Action item:
Search the material for the word "mail" and report each line where it turns up.

Entries shown:
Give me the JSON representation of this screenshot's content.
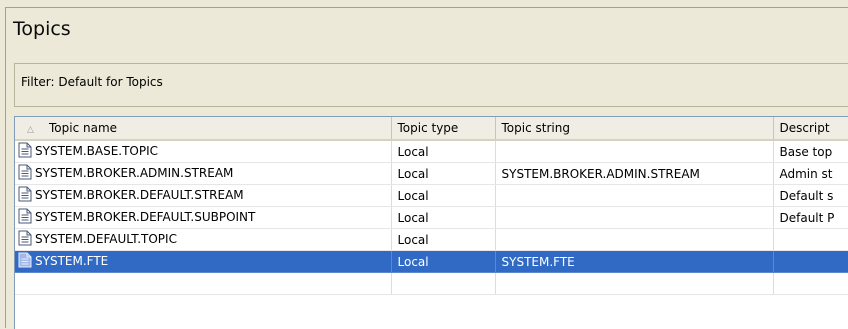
{
  "title": "Topics",
  "filter": {
    "label": "Filter: Default for Topics"
  },
  "table": {
    "columns": [
      "Topic name",
      "Topic type",
      "Topic string",
      "Descript"
    ],
    "rows": [
      {
        "name": "SYSTEM.BASE.TOPIC",
        "type": "Local",
        "string": "",
        "desc": "Base top"
      },
      {
        "name": "SYSTEM.BROKER.ADMIN.STREAM",
        "type": "Local",
        "string": "SYSTEM.BROKER.ADMIN.STREAM",
        "desc": "Admin st"
      },
      {
        "name": "SYSTEM.BROKER.DEFAULT.STREAM",
        "type": "Local",
        "string": "",
        "desc": "Default s"
      },
      {
        "name": "SYSTEM.BROKER.DEFAULT.SUBPOINT",
        "type": "Local",
        "string": "",
        "desc": "Default P"
      },
      {
        "name": "SYSTEM.DEFAULT.TOPIC",
        "type": "Local",
        "string": "",
        "desc": ""
      },
      {
        "name": "SYSTEM.FTE",
        "type": "Local",
        "string": "SYSTEM.FTE",
        "desc": ""
      }
    ],
    "selected_row": 5
  },
  "colors": {
    "selection": "#316ac5",
    "background": "#ece9d8"
  },
  "icons": {
    "row_icon": "document-icon",
    "sort_indicator": "sort-ascending-icon"
  }
}
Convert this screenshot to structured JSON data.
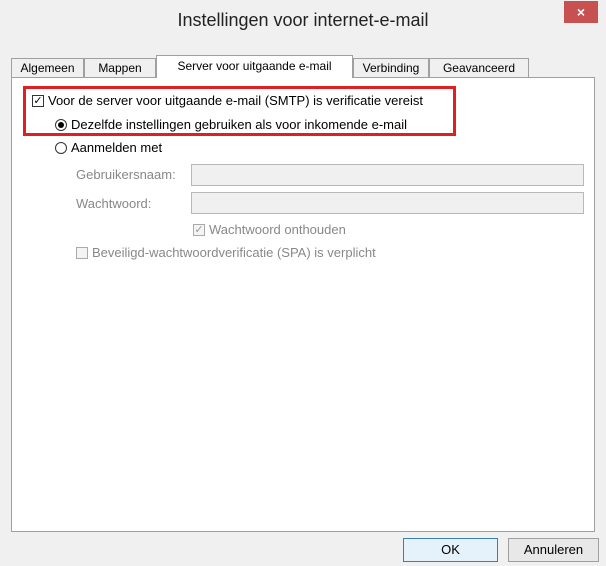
{
  "window": {
    "title": "Instellingen voor internet-e-mail",
    "close_label": "×"
  },
  "tabs": [
    {
      "label": "Algemeen"
    },
    {
      "label": "Mappen"
    },
    {
      "label": "Server voor uitgaande e-mail",
      "active": true
    },
    {
      "label": "Verbinding"
    },
    {
      "label": "Geavanceerd"
    }
  ],
  "smtp": {
    "auth_required_label": "Voor de server voor uitgaande e-mail (SMTP) is verificatie vereist",
    "auth_required_checked": true,
    "same_settings_label": "Dezelfde instellingen gebruiken als voor inkomende e-mail",
    "same_settings_selected": true,
    "login_with_label": "Aanmelden met",
    "username_label": "Gebruikersnaam:",
    "username_value": "",
    "password_label": "Wachtwoord:",
    "password_value": "",
    "remember_password_label": "Wachtwoord onthouden",
    "remember_password_checked": true,
    "spa_label": "Beveiligd-wachtwoordverificatie (SPA) is verplicht",
    "spa_checked": false
  },
  "buttons": {
    "ok": "OK",
    "cancel": "Annuleren"
  },
  "colors": {
    "highlight": "#e02020",
    "close": "#c75050"
  }
}
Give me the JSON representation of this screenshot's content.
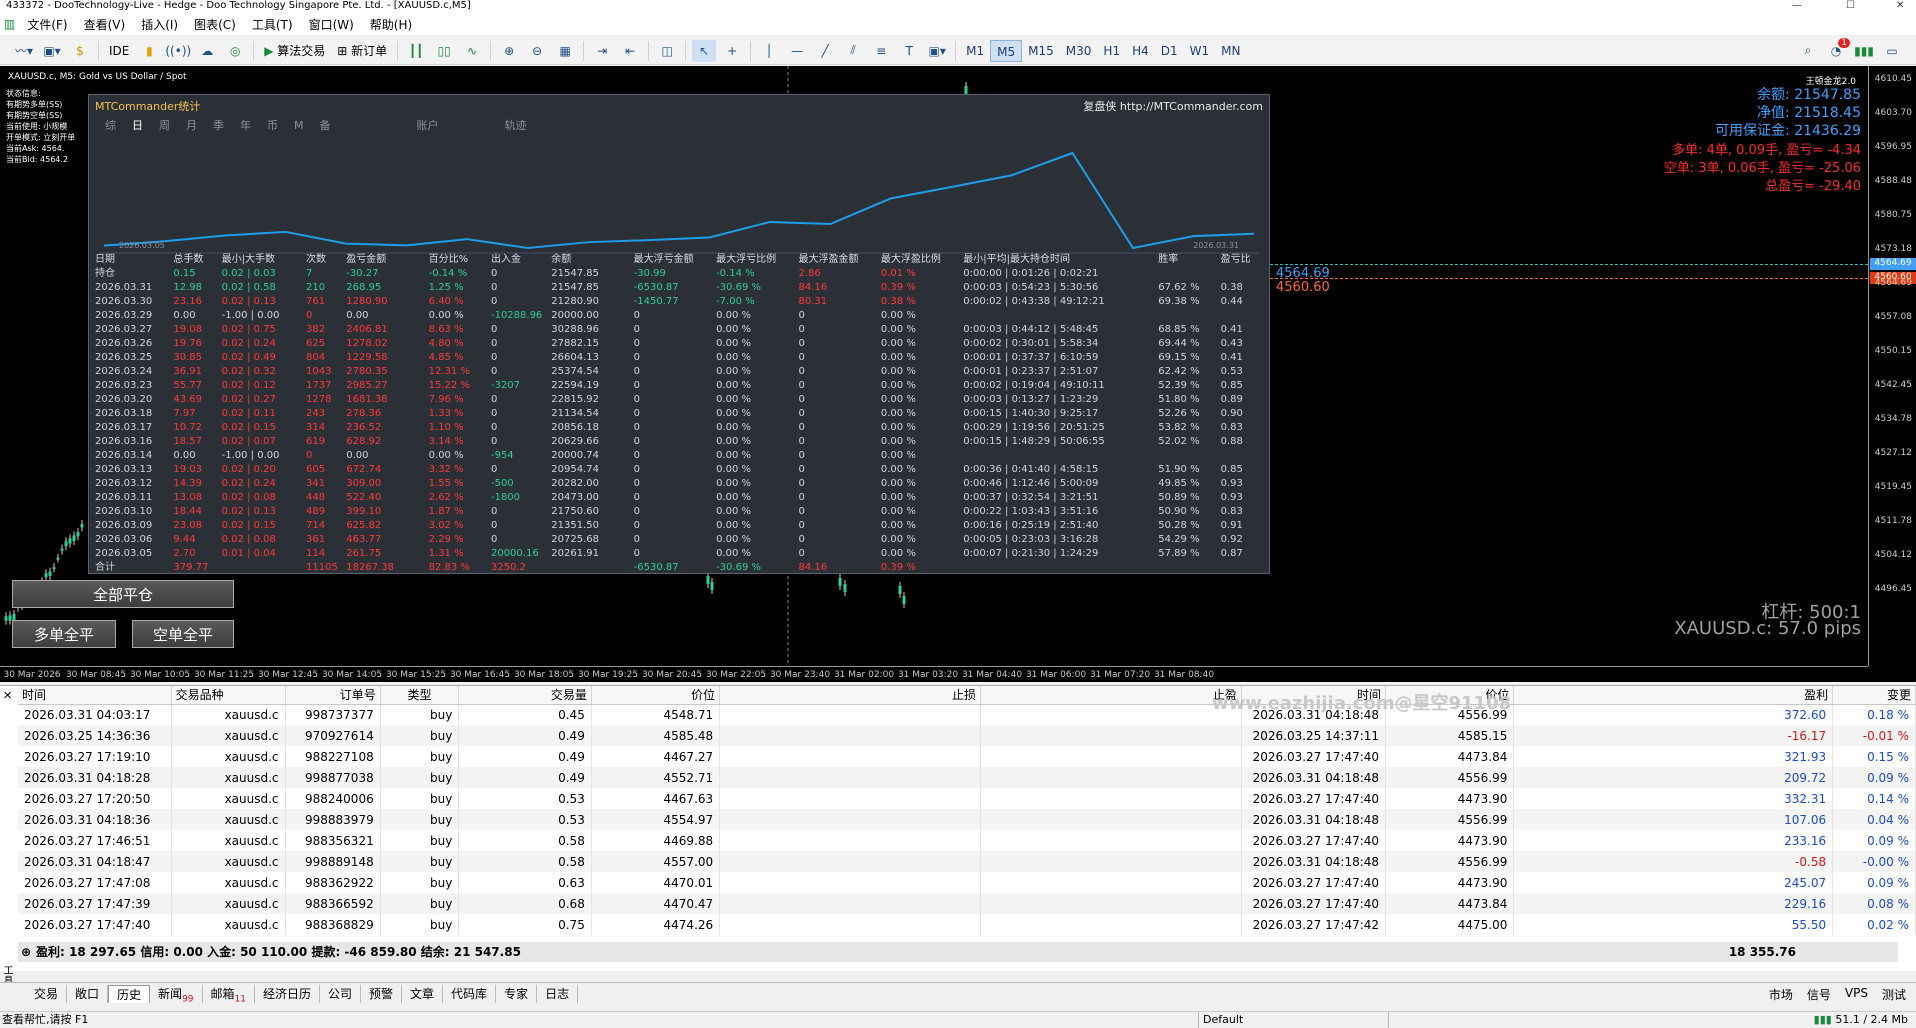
{
  "window": {
    "title": "433372 - DooTechnology-Live - Hedge - Doo Technology Singapore Pte. Ltd. - [XAUUSD.c,M5]"
  },
  "menu": [
    "文件(F)",
    "查看(V)",
    "插入(I)",
    "图表(C)",
    "工具(T)",
    "窗口(W)",
    "帮助(H)"
  ],
  "toolbar": {
    "ide": "IDE",
    "algo": "算法交易",
    "neworder": "新订单",
    "timeframes": [
      "M1",
      "M5",
      "M15",
      "M30",
      "H1",
      "H4",
      "D1",
      "W1",
      "MN"
    ],
    "active_tf": "M5",
    "notif": "1"
  },
  "chart": {
    "symbol": "XAUUSD.c, M5:  Gold vs US Dollar / Spot",
    "status_lines": [
      "状态信息:",
      "",
      "有期势多单(SS)",
      "有期势空单(SS)",
      "当前使用: 小规模",
      "开单模式: 立刻开单",
      "",
      "当前Ask: 4564.",
      "当前Bid: 4564.2"
    ],
    "top_right_label": "王顿金龙2.0",
    "balance": "余额: 21547.85",
    "equity": "净值: 21518.45",
    "margin": "可用保证金: 21436.29",
    "long": "多单: 4单, 0.09手, 盈亏= -4.34",
    "short": "空单: 3单, 0.06手, 盈亏= -25.06",
    "total": "总盈亏= -29.40",
    "leverage": "杠杆: 500:1",
    "spread": "XAUUSD.c: 57.0 pips",
    "line_ask": "4564.69",
    "line_bid": "4560.60",
    "tag_ask": "4564.69",
    "tag_bid": "4560.60",
    "prices": [
      "4610.45",
      "4603.70",
      "4596.95",
      "4588.48",
      "4580.75",
      "4573.18",
      "4564.69",
      "4557.08",
      "4550.15",
      "4542.45",
      "4534.78",
      "4527.12",
      "4519.45",
      "4511.78",
      "4504.12",
      "4496.45"
    ],
    "times": [
      "30 Mar 2026",
      "30 Mar 08:45",
      "30 Mar 10:05",
      "30 Mar 11:25",
      "30 Mar 12:45",
      "30 Mar 14:05",
      "30 Mar 15:25",
      "30 Mar 16:45",
      "30 Mar 18:05",
      "30 Mar 19:25",
      "30 Mar 20:45",
      "30 Mar 22:05",
      "30 Mar 23:40",
      "31 Mar 02:00",
      "31 Mar 03:20",
      "31 Mar 04:40",
      "31 Mar 06:00",
      "31 Mar 07:20",
      "31 Mar 08:40"
    ],
    "buttons": {
      "close_all": "全部平仓",
      "close_long": "多单全平",
      "close_short": "空单全平"
    }
  },
  "mt": {
    "title": "MTCommander统计",
    "link": "复盘侠 http://MTCommander.com",
    "tabs": [
      "综",
      "日",
      "周",
      "月",
      "季",
      "年",
      "币",
      "M",
      "备",
      "账户",
      "轨迹"
    ],
    "active_tab": "日",
    "curve_start": "2026.03.05",
    "curve_end": "2026.03.31",
    "headers": [
      "日期",
      "总手数",
      "最小|大手数",
      "次数",
      "盈亏金额",
      "百分比%",
      "出入金",
      "余额",
      "最大浮亏金额",
      "最大浮亏比例",
      "最大浮盈金额",
      "最大浮盈比例",
      "最小|平均|最大持仓时间",
      "胜率",
      "盈亏比"
    ],
    "rows": [
      [
        "持仓",
        "0.15",
        "0.02 | 0.03",
        "7",
        "-30.27",
        "-0.14 %",
        "0",
        "21547.85",
        "-30.99",
        "-0.14 %",
        "2.86",
        "0.01 %",
        "0:00:00 | 0:01:26 | 0:02:21",
        "",
        ""
      ],
      [
        "2026.03.31",
        "12.98",
        "0.02 | 0.58",
        "210",
        "268.95",
        "1.25 %",
        "0",
        "21547.85",
        "-6530.87",
        "-30.69 %",
        "84.16",
        "0.39 %",
        "0:00:03 | 0:54:23 | 5:30:56",
        "67.62 %",
        "0.38"
      ],
      [
        "2026.03.30",
        "23.16",
        "0.02 | 0.13",
        "761",
        "1280.90",
        "6.40 %",
        "0",
        "21280.90",
        "-1450.77",
        "-7.00 %",
        "80.31",
        "0.38 %",
        "0:00:02 | 0:43:38 | 49:12:21",
        "69.38 %",
        "0.44"
      ],
      [
        "2026.03.29",
        "0.00",
        "-1.00 | 0.00",
        "0",
        "0.00",
        "0.00 %",
        "-10288.96",
        "20000.00",
        "0",
        "0.00 %",
        "0",
        "0.00 %",
        "",
        "",
        ""
      ],
      [
        "2026.03.27",
        "19.08",
        "0.02 | 0.75",
        "382",
        "2406.81",
        "8.63 %",
        "0",
        "30288.96",
        "0",
        "0.00 %",
        "0",
        "0.00 %",
        "0:00:03 | 0:44:12 | 5:48:45",
        "68.85 %",
        "0.41"
      ],
      [
        "2026.03.26",
        "19.76",
        "0.02 | 0.24",
        "625",
        "1278.02",
        "4.80 %",
        "0",
        "27882.15",
        "0",
        "0.00 %",
        "0",
        "0.00 %",
        "0:00:02 | 0:30:01 | 5:58:34",
        "69.44 %",
        "0.43"
      ],
      [
        "2026.03.25",
        "30.85",
        "0.02 | 0.49",
        "804",
        "1229.58",
        "4.85 %",
        "0",
        "26604.13",
        "0",
        "0.00 %",
        "0",
        "0.00 %",
        "0:00:01 | 0:37:37 | 6:10:59",
        "69.15 %",
        "0.41"
      ],
      [
        "2026.03.24",
        "36.91",
        "0.02 | 0.32",
        "1043",
        "2780.35",
        "12.31 %",
        "0",
        "25374.54",
        "0",
        "0.00 %",
        "0",
        "0.00 %",
        "0:00:01 | 0:23:37 | 2:51:07",
        "62.42 %",
        "0.53"
      ],
      [
        "2026.03.23",
        "55.77",
        "0.02 | 0.12",
        "1737",
        "2985.27",
        "15.22 %",
        "-3207",
        "22594.19",
        "0",
        "0.00 %",
        "0",
        "0.00 %",
        "0:00:02 | 0:19:04 | 49:10:11",
        "52.39 %",
        "0.85"
      ],
      [
        "2026.03.20",
        "43.69",
        "0.02 | 0.27",
        "1278",
        "1681.38",
        "7.96 %",
        "0",
        "22815.92",
        "0",
        "0.00 %",
        "0",
        "0.00 %",
        "0:00:03 | 0:13:27 | 1:23:29",
        "51.80 %",
        "0.89"
      ],
      [
        "2026.03.18",
        "7.97",
        "0.02 | 0.11",
        "243",
        "278.36",
        "1.33 %",
        "0",
        "21134.54",
        "0",
        "0.00 %",
        "0",
        "0.00 %",
        "0:00:15 | 1:40:30 | 9:25:17",
        "52.26 %",
        "0.90"
      ],
      [
        "2026.03.17",
        "10.72",
        "0.02 | 0.15",
        "314",
        "236.52",
        "1.10 %",
        "0",
        "20856.18",
        "0",
        "0.00 %",
        "0",
        "0.00 %",
        "0:00:29 | 1:19:56 | 20:51:25",
        "53.82 %",
        "0.83"
      ],
      [
        "2026.03.16",
        "18.57",
        "0.02 | 0.07",
        "619",
        "628.92",
        "3.14 %",
        "0",
        "20629.66",
        "0",
        "0.00 %",
        "0",
        "0.00 %",
        "0:00:15 | 1:48:29 | 50:06:55",
        "52.02 %",
        "0.88"
      ],
      [
        "2026.03.14",
        "0.00",
        "-1.00 | 0.00",
        "0",
        "0.00",
        "0.00 %",
        "-954",
        "20000.74",
        "0",
        "0.00 %",
        "0",
        "0.00 %",
        "",
        "",
        ""
      ],
      [
        "2026.03.13",
        "19.03",
        "0.02 | 0.20",
        "605",
        "672.74",
        "3.32 %",
        "0",
        "20954.74",
        "0",
        "0.00 %",
        "0",
        "0.00 %",
        "0:00:36 | 0:41:40 | 4:58:15",
        "51.90 %",
        "0.85"
      ],
      [
        "2026.03.12",
        "14.39",
        "0.02 | 0.24",
        "341",
        "309.00",
        "1.55 %",
        "-500",
        "20282.00",
        "0",
        "0.00 %",
        "0",
        "0.00 %",
        "0:00:46 | 1:12:46 | 5:00:09",
        "49.85 %",
        "0.93"
      ],
      [
        "2026.03.11",
        "13.08",
        "0.02 | 0.08",
        "448",
        "522.40",
        "2.62 %",
        "-1800",
        "20473.00",
        "0",
        "0.00 %",
        "0",
        "0.00 %",
        "0:00:37 | 0:32:54 | 3:21:51",
        "50.89 %",
        "0.93"
      ],
      [
        "2026.03.10",
        "18.44",
        "0.02 | 0.13",
        "489",
        "399.10",
        "1.87 %",
        "0",
        "21750.60",
        "0",
        "0.00 %",
        "0",
        "0.00 %",
        "0:00:22 | 1:03:43 | 3:51:16",
        "50.90 %",
        "0.83"
      ],
      [
        "2026.03.09",
        "23.08",
        "0.02 | 0.15",
        "714",
        "625.82",
        "3.02 %",
        "0",
        "21351.50",
        "0",
        "0.00 %",
        "0",
        "0.00 %",
        "0:00:16 | 0:25:19 | 2:51:40",
        "50.28 %",
        "0.91"
      ],
      [
        "2026.03.06",
        "9.44",
        "0.02 | 0.08",
        "361",
        "463.77",
        "2.29 %",
        "0",
        "20725.68",
        "0",
        "0.00 %",
        "0",
        "0.00 %",
        "0:00:05 | 0:23:03 | 3:16:28",
        "54.29 %",
        "0.92"
      ],
      [
        "2026.03.05",
        "2.70",
        "0.01 | 0.04",
        "114",
        "261.75",
        "1.31 %",
        "20000.16",
        "20261.91",
        "0",
        "0.00 %",
        "0",
        "0.00 %",
        "0:00:07 | 0:21:30 | 1:24:29",
        "57.89 %",
        "0.87"
      ],
      [
        "合计",
        "379.77",
        "",
        "11105",
        "18267.38",
        "82.83 %",
        "3250.2",
        "",
        "-6530.87",
        "-30.69 %",
        "84.16",
        "0.39 %",
        "",
        "",
        ""
      ]
    ]
  },
  "history": {
    "headers": [
      "时间",
      "交易品种",
      "订单号",
      "类型",
      "交易量",
      "价位",
      "止损",
      "止盈",
      "时间",
      "价位",
      "盈利",
      "变更"
    ],
    "rows": [
      [
        "2026.03.31 04:03:17",
        "xauusd.c",
        "998737377",
        "buy",
        "0.45",
        "4548.71",
        "",
        "",
        "2026.03.31 04:18:48",
        "4556.99",
        "372.60",
        "0.18 %"
      ],
      [
        "2026.03.25 14:36:36",
        "xauusd.c",
        "970927614",
        "buy",
        "0.49",
        "4585.48",
        "",
        "",
        "2026.03.25 14:37:11",
        "4585.15",
        "-16.17",
        "-0.01 %"
      ],
      [
        "2026.03.27 17:19:10",
        "xauusd.c",
        "988227108",
        "buy",
        "0.49",
        "4467.27",
        "",
        "",
        "2026.03.27 17:47:40",
        "4473.84",
        "321.93",
        "0.15 %"
      ],
      [
        "2026.03.31 04:18:28",
        "xauusd.c",
        "998877038",
        "buy",
        "0.49",
        "4552.71",
        "",
        "",
        "2026.03.31 04:18:48",
        "4556.99",
        "209.72",
        "0.09 %"
      ],
      [
        "2026.03.27 17:20:50",
        "xauusd.c",
        "988240006",
        "buy",
        "0.53",
        "4467.63",
        "",
        "",
        "2026.03.27 17:47:40",
        "4473.90",
        "332.31",
        "0.14 %"
      ],
      [
        "2026.03.31 04:18:36",
        "xauusd.c",
        "998883979",
        "buy",
        "0.53",
        "4554.97",
        "",
        "",
        "2026.03.31 04:18:48",
        "4556.99",
        "107.06",
        "0.04 %"
      ],
      [
        "2026.03.27 17:46:51",
        "xauusd.c",
        "988356321",
        "buy",
        "0.58",
        "4469.88",
        "",
        "",
        "2026.03.27 17:47:40",
        "4473.90",
        "233.16",
        "0.09 %"
      ],
      [
        "2026.03.31 04:18:47",
        "xauusd.c",
        "998889148",
        "buy",
        "0.58",
        "4557.00",
        "",
        "",
        "2026.03.31 04:18:48",
        "4556.99",
        "-0.58",
        "-0.00 %"
      ],
      [
        "2026.03.27 17:47:08",
        "xauusd.c",
        "988362922",
        "buy",
        "0.63",
        "4470.01",
        "",
        "",
        "2026.03.27 17:47:40",
        "4473.90",
        "245.07",
        "0.09 %"
      ],
      [
        "2026.03.27 17:47:39",
        "xauusd.c",
        "988366592",
        "buy",
        "0.68",
        "4470.47",
        "",
        "",
        "2026.03.27 17:47:40",
        "4473.84",
        "229.16",
        "0.08 %"
      ],
      [
        "2026.03.27 17:47:40",
        "xauusd.c",
        "988368829",
        "buy",
        "0.75",
        "4474.26",
        "",
        "",
        "2026.03.27 17:47:42",
        "4475.00",
        "55.50",
        "0.02 %"
      ]
    ],
    "summary": "盈利: 18 297.65  信用: 0.00  入金: 50 110.00  提款: -46 859.80  结余: 21 547.85",
    "total": "18 355.76",
    "watermark": "www.eazhijia.com@星空91108"
  },
  "tabs": [
    {
      "label": "交易"
    },
    {
      "label": "敞口"
    },
    {
      "label": "历史"
    },
    {
      "label": "新闻",
      "badge": "99"
    },
    {
      "label": "邮箱",
      "badge": "11"
    },
    {
      "label": "经济日历"
    },
    {
      "label": "公司"
    },
    {
      "label": "预警"
    },
    {
      "label": "文章"
    },
    {
      "label": "代码库"
    },
    {
      "label": "专家"
    },
    {
      "label": "日志"
    }
  ],
  "active_tab": "历史",
  "right_tabs": [
    "市场",
    "信号",
    "VPS",
    "测试"
  ],
  "toolbox_label": "工具箱",
  "status": {
    "help": "查看帮忙,请按 F1",
    "profile": "Default",
    "net": "51.1 / 2.4 Mb"
  },
  "colors": {
    "pos": "#2ecf96",
    "neg": "#ff3a3a",
    "blue": "#3fa0ff"
  }
}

Completed exercise:
    "title": "Instellingen voor internet-e-mail",
      "label": "Server voor uitgaande e-mail",
    "auth_required_label": "Voor de server voor uitgaande e-mail (SMTP) is verificatie vereist",
    "same_settings_label": "Dezelfde instellingen gebruiken als voor inkomende e-mail",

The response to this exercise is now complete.